*** RECORDS TO USE ***

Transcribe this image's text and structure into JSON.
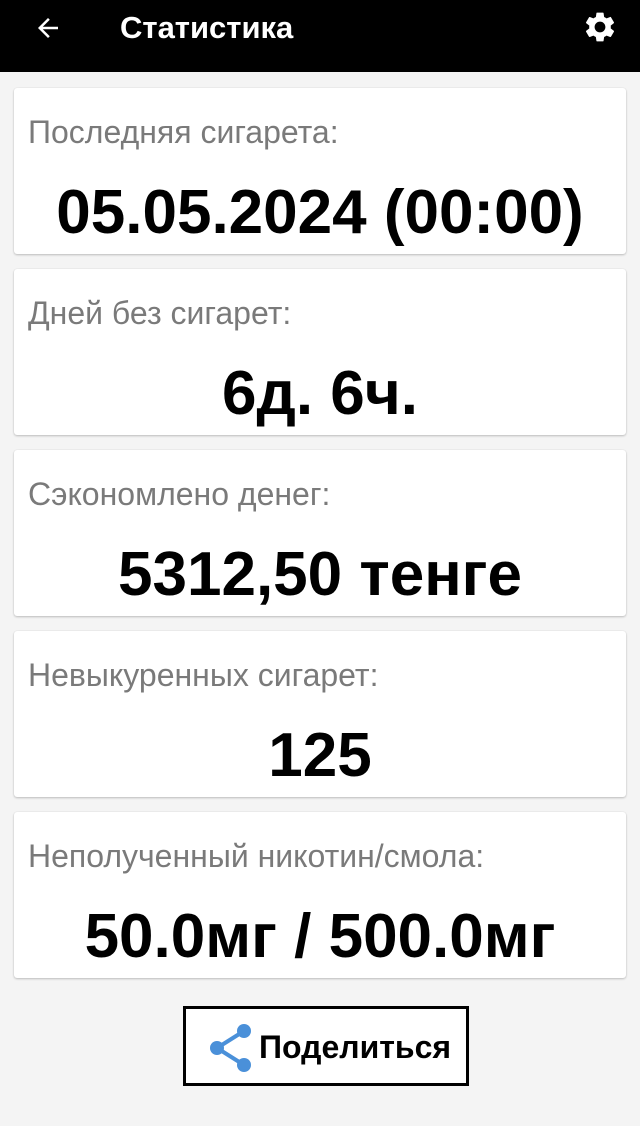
{
  "header": {
    "title": "Статистика",
    "back_icon": "arrow-left-icon",
    "settings_icon": "gear-icon",
    "background": "#000000"
  },
  "cards": [
    {
      "label": "Последняя сигарета:",
      "value": "05.05.2024 (00:00)"
    },
    {
      "label": "Дней без сигарет:",
      "value": "6д. 6ч."
    },
    {
      "label": "Сэкономлено денег:",
      "value": "5312,50 тенге"
    },
    {
      "label": "Невыкуренных сигарет:",
      "value": "125"
    },
    {
      "label": "Неполученный никотин/смола:",
      "value": "50.0мг / 500.0мг"
    }
  ],
  "share": {
    "label": "Поделиться",
    "icon": "share-icon",
    "icon_color": "#4a90d9"
  }
}
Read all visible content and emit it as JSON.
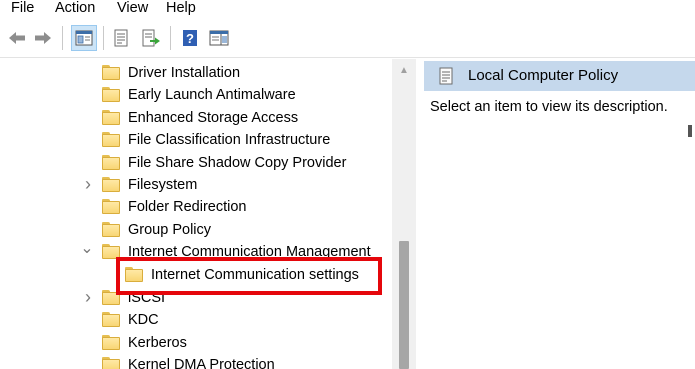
{
  "menubar": {
    "items": [
      "File",
      "Action",
      "View",
      "Help"
    ]
  },
  "toolbar": {
    "buttons": [
      {
        "icon": "back-arrow-icon"
      },
      {
        "icon": "forward-arrow-icon"
      },
      {
        "icon": "show-hide-console-tree-icon",
        "pressed": true
      },
      {
        "icon": "properties-icon"
      },
      {
        "icon": "export-list-icon"
      },
      {
        "icon": "help-icon"
      },
      {
        "icon": "show-hide-action-pane-icon"
      }
    ]
  },
  "tree": {
    "items": [
      {
        "label": "Driver Installation",
        "toggle": ""
      },
      {
        "label": "Early Launch Antimalware",
        "toggle": ""
      },
      {
        "label": "Enhanced Storage Access",
        "toggle": ""
      },
      {
        "label": "File Classification Infrastructure",
        "toggle": ""
      },
      {
        "label": "File Share Shadow Copy Provider",
        "toggle": ""
      },
      {
        "label": "Filesystem",
        "toggle": "›"
      },
      {
        "label": "Folder Redirection",
        "toggle": ""
      },
      {
        "label": "Group Policy",
        "toggle": ""
      },
      {
        "label": "Internet Communication Management",
        "toggle": "⌄"
      },
      {
        "label": "Internet Communication settings",
        "toggle": ""
      },
      {
        "label": "iSCSI",
        "toggle": "›"
      },
      {
        "label": "KDC",
        "toggle": ""
      },
      {
        "label": "Kerberos",
        "toggle": ""
      },
      {
        "label": "Kernel DMA Protection",
        "toggle": ""
      }
    ]
  },
  "right_pane": {
    "title": "Local Computer Policy",
    "description": "Select an item to view its description."
  },
  "colors": {
    "highlight": "#e5060b",
    "header_bg": "#c5d8ec",
    "folder": "#f8d675"
  }
}
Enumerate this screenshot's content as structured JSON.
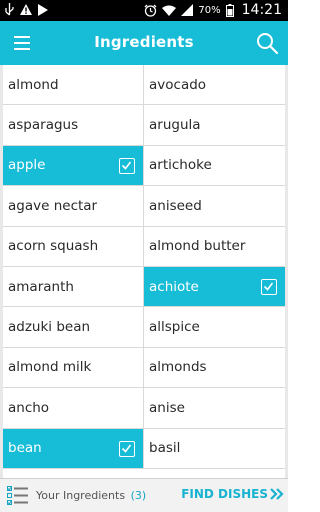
{
  "status_bar": {
    "battery": "70%",
    "time": "14:21"
  },
  "app_bar": {
    "title": "Ingredients",
    "menu_icon": "hamburger-menu-icon",
    "search_icon": "search-icon"
  },
  "ingredients": [
    {
      "left": "almond",
      "left_selected": false,
      "right": "avocado",
      "right_selected": false
    },
    {
      "left": "asparagus",
      "left_selected": false,
      "right": "arugula",
      "right_selected": false
    },
    {
      "left": "apple",
      "left_selected": true,
      "right": "artichoke",
      "right_selected": false
    },
    {
      "left": "agave nectar",
      "left_selected": false,
      "right": "aniseed",
      "right_selected": false
    },
    {
      "left": "acorn squash",
      "left_selected": false,
      "right": "almond butter",
      "right_selected": false
    },
    {
      "left": "amaranth",
      "left_selected": false,
      "right": "achiote",
      "right_selected": true
    },
    {
      "left": "adzuki bean",
      "left_selected": false,
      "right": "allspice",
      "right_selected": false
    },
    {
      "left": "almond milk",
      "left_selected": false,
      "right": "almonds",
      "right_selected": false
    },
    {
      "left": "ancho",
      "left_selected": false,
      "right": "anise",
      "right_selected": false
    },
    {
      "left": "bean",
      "left_selected": true,
      "right": "basil",
      "right_selected": false
    }
  ],
  "bottom_bar": {
    "your_ingredients_label": "Your Ingredients",
    "count": "(3)",
    "find_dishes_label": "FIND DISHES",
    "find_dishes_icon": "double-chevron-right-icon"
  },
  "colors": {
    "accent": "#17bcd7",
    "status_bar": "#000000",
    "selected_text": "#ffffff"
  }
}
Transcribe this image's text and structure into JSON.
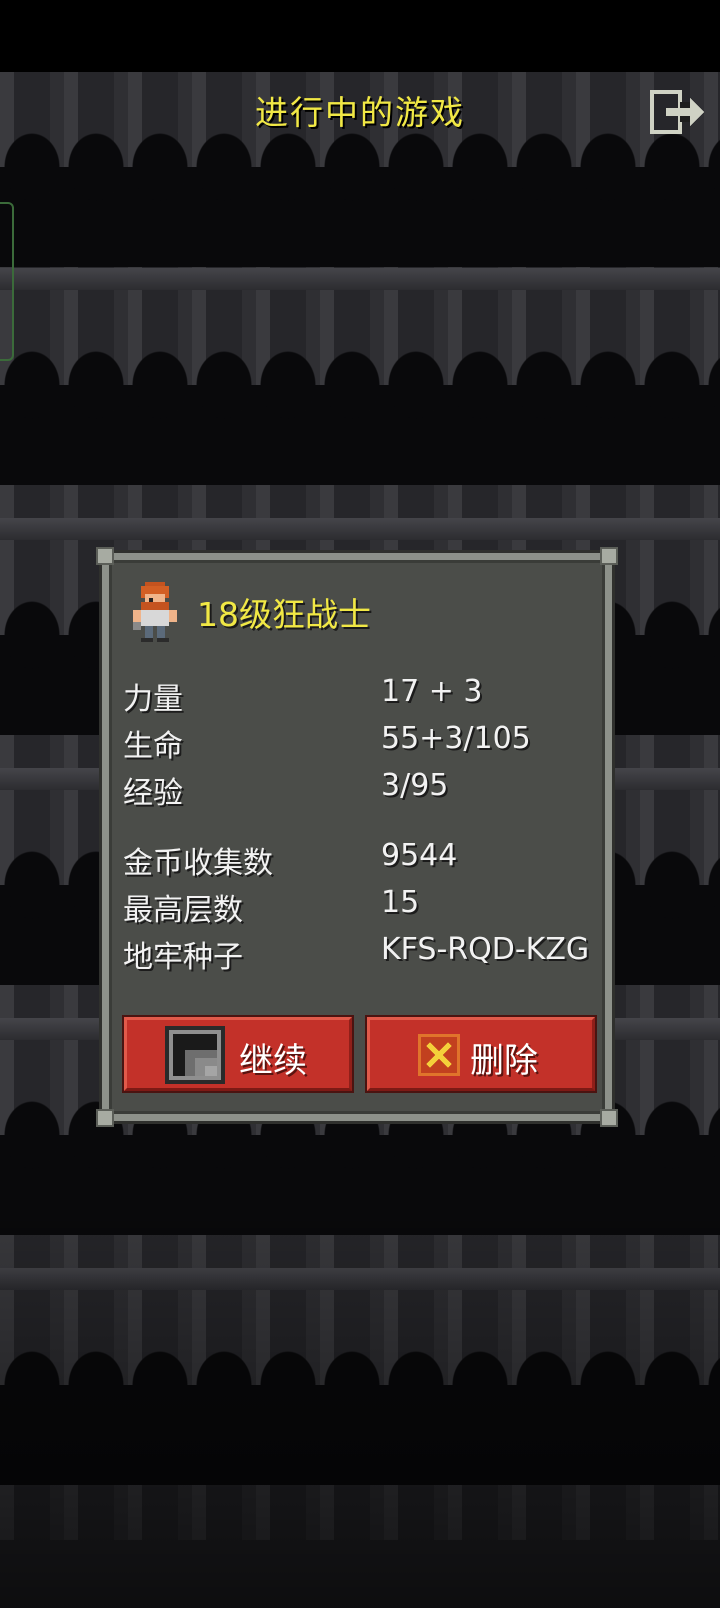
{
  "header": {
    "title": "进行中的游戏",
    "exit_icon": "exit-door-icon"
  },
  "hero": {
    "title": "18级狂战士",
    "avatar_icon": "berserker-avatar-icon"
  },
  "stats": [
    {
      "label": "力量",
      "value": "17 + 3"
    },
    {
      "label": "生命",
      "value": "55+3/105"
    },
    {
      "label": "经验",
      "value": "3/95"
    }
  ],
  "records": [
    {
      "label": "金币收集数",
      "value": "9544"
    },
    {
      "label": "最高层数",
      "value": "15"
    },
    {
      "label": "地牢种子",
      "value": "KFS-RQD-KZG"
    }
  ],
  "buttons": {
    "continue_label": "继续",
    "continue_icon": "stairs-icon",
    "delete_label": "删除",
    "delete_icon": "close-x-icon"
  },
  "colors": {
    "title_yellow": "#f1e845",
    "button_red": "#c33129",
    "panel_bg": "#4b4d49",
    "panel_border": "#8d918a"
  }
}
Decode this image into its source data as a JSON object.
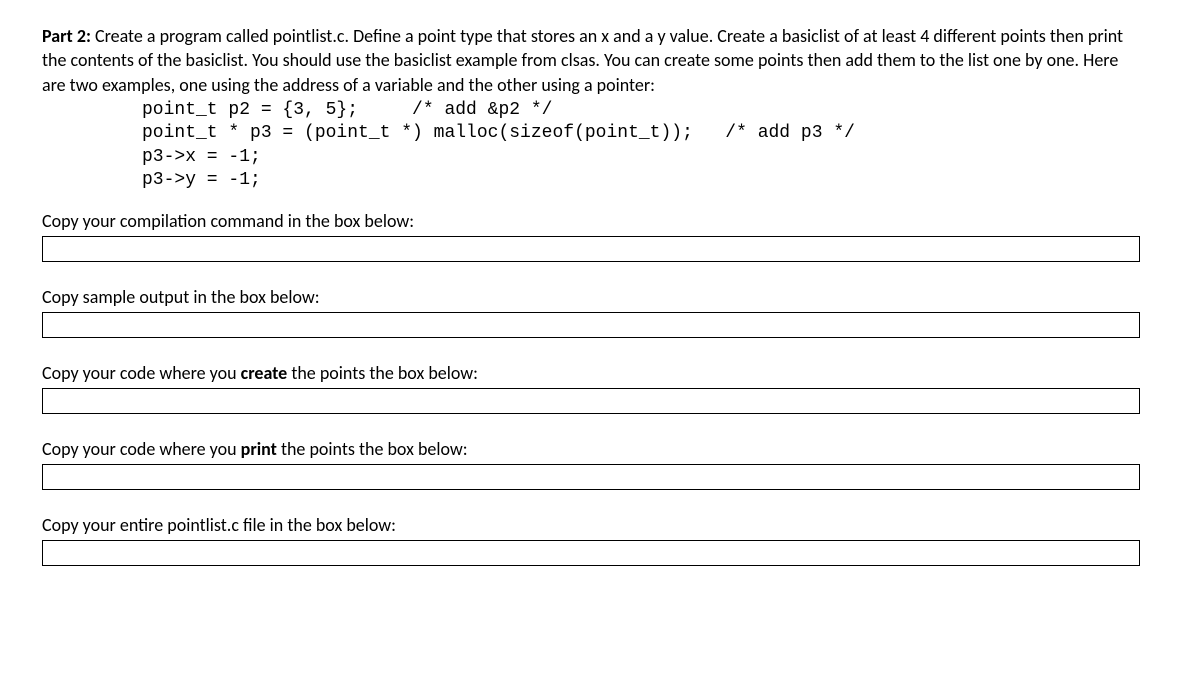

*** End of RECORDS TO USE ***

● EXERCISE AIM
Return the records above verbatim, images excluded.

● EXERCISE RESULT
Transcribe this image's text and structure into JSON.
{
  "header": {
    "title": "Статистика",
    "back_icon": "arrow-left-icon",
    "settings_icon": "gear-icon",
    "background": "#000000"
  },
  "cards": [
    {
      "label": "Последняя сигарета:",
      "value": "05.05.2024 (00:00)"
    },
    {
      "label": "Дней без сигарет:",
      "value": "6д. 6ч."
    },
    {
      "label": "Сэкономлено денег:",
      "value": "5312,50 тенге"
    },
    {
      "label": "Невыкуренных сигарет:",
      "value": "125"
    },
    {
      "label": "Неполученный никотин/смола:",
      "value": "50.0мг / 500.0мг"
    }
  ],
  "share": {
    "label": "Поделиться",
    "icon": "share-icon",
    "icon_color": "#4a90d9"
  }
}
Read all visible content and emit it as JSON.
{
  "menubar": {
    "items": [
      "File",
      "Action",
      "View",
      "Help"
    ]
  },
  "toolbar": {
    "buttons": [
      {
        "icon": "back-arrow-icon"
      },
      {
        "icon": "forward-arrow-icon"
      },
      {
        "icon": "show-hide-console-tree-icon",
        "pressed": true
      },
      {
        "icon": "properties-icon"
      },
      {
        "icon": "export-list-icon"
      },
      {
        "icon": "help-icon"
      },
      {
        "icon": "show-hide-action-pane-icon"
      }
    ]
  },
  "tree": {
    "items": [
      {
        "label": "Driver Installation",
        "toggle": ""
      },
      {
        "label": "Early Launch Antimalware",
        "toggle": ""
      },
      {
        "label": "Enhanced Storage Access",
        "toggle": ""
      },
      {
        "label": "File Classification Infrastructure",
        "toggle": ""
      },
      {
        "label": "File Share Shadow Copy Provider",
        "toggle": ""
      },
      {
        "label": "Filesystem",
        "toggle": "›"
      },
      {
        "label": "Folder Redirection",
        "toggle": ""
      },
      {
        "label": "Group Policy",
        "toggle": ""
      },
      {
        "label": "Internet Communication Management",
        "toggle": "⌄"
      },
      {
        "label": "Internet Communication settings",
        "toggle": ""
      },
      {
        "label": "iSCSI",
        "toggle": "›"
      },
      {
        "label": "KDC",
        "toggle": ""
      },
      {
        "label": "Kerberos",
        "toggle": ""
      },
      {
        "label": "Kernel DMA Protection",
        "toggle": ""
      }
    ]
  },
  "right_pane": {
    "title": "Local Computer Policy",
    "description": "Select an item to view its description."
  },
  "colors": {
    "highlight": "#e5060b",
    "header_bg": "#c5d8ec",
    "folder": "#f8d675"
  }
}
Enumerate this screenshot's content as structured JSON.
{
  "status_bar": {
    "battery": "70%",
    "time": "14:21"
  },
  "app_bar": {
    "title": "Ingredients",
    "menu_icon": "hamburger-menu-icon",
    "search_icon": "search-icon"
  },
  "ingredients": [
    {
      "left": "almond",
      "left_selected": false,
      "right": "avocado",
      "right_selected": false
    },
    {
      "left": "asparagus",
      "left_selected": false,
      "right": "arugula",
      "right_selected": false
    },
    {
      "left": "apple",
      "left_selected": true,
      "right": "artichoke",
      "right_selected": false
    },
    {
      "left": "agave nectar",
      "left_selected": false,
      "right": "aniseed",
      "right_selected": false
    },
    {
      "left": "acorn squash",
      "left_selected": false,
      "right": "almond butter",
      "right_selected": false
    },
    {
      "left": "amaranth",
      "left_selected": false,
      "right": "achiote",
      "right_selected": true
    },
    {
      "left": "adzuki bean",
      "left_selected": false,
      "right": "allspice",
      "right_selected": false
    },
    {
      "left": "almond milk",
      "left_selected": false,
      "right": "almonds",
      "right_selected": false
    },
    {
      "left": "ancho",
      "left_selected": false,
      "right": "anise",
      "right_selected": false
    },
    {
      "left": "bean",
      "left_selected": true,
      "right": "basil",
      "right_selected": false
    }
  ],
  "bottom_bar": {
    "your_ingredients_label": "Your Ingredients",
    "count": "(3)",
    "find_dishes_label": "FIND DISHES",
    "find_dishes_icon": "double-chevron-right-icon"
  },
  "colors": {
    "accent": "#17bcd7",
    "status_bar": "#000000",
    "selected_text": "#ffffff"
  }
}
Transcribe this image's text and structure into JSON.
{
  "header": {
    "title": "进行中的游戏",
    "exit_icon": "exit-door-icon"
  },
  "hero": {
    "title": "18级狂战士",
    "avatar_icon": "berserker-avatar-icon"
  },
  "stats": [
    {
      "label": "力量",
      "value": "17 + 3"
    },
    {
      "label": "生命",
      "value": "55+3/105"
    },
    {
      "label": "经验",
      "value": "3/95"
    }
  ],
  "records": [
    {
      "label": "金币收集数",
      "value": "9544"
    },
    {
      "label": "最高层数",
      "value": "15"
    },
    {
      "label": "地牢种子",
      "value": "KFS-RQD-KZG"
    }
  ],
  "buttons": {
    "continue_label": "继续",
    "continue_icon": "stairs-icon",
    "delete_label": "删除",
    "delete_icon": "close-x-icon"
  },
  "colors": {
    "title_yellow": "#f1e845",
    "button_red": "#c33129",
    "panel_bg": "#4b4d49",
    "panel_border": "#8d918a"
  }
}
Decode this image into its source data as a JSON object.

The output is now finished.